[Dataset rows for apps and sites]
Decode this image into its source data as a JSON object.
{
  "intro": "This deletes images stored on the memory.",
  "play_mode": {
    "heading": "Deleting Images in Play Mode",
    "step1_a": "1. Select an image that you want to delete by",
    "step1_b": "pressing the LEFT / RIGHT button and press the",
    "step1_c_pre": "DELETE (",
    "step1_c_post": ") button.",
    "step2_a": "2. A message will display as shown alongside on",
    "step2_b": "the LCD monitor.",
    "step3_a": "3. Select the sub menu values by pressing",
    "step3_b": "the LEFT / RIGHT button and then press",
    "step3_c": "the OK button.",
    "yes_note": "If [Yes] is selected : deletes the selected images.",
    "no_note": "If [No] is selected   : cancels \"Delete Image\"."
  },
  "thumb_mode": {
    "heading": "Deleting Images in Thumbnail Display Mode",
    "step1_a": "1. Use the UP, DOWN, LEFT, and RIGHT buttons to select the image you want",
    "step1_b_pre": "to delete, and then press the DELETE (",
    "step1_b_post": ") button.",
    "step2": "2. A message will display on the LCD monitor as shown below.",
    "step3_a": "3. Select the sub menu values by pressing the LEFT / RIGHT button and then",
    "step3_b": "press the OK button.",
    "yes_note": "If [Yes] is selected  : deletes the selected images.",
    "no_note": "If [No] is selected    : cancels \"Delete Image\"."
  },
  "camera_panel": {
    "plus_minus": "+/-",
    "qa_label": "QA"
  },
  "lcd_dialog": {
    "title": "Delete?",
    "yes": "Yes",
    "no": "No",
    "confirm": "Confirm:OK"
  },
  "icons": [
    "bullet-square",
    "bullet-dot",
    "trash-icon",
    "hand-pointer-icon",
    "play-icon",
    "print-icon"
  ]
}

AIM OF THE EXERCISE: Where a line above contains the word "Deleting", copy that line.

RESPONSE FOR THIS EXERCISE:
    "heading": "Deleting Images in Play Mode",
    "heading": "Deleting Images in Thumbnail Display Mode",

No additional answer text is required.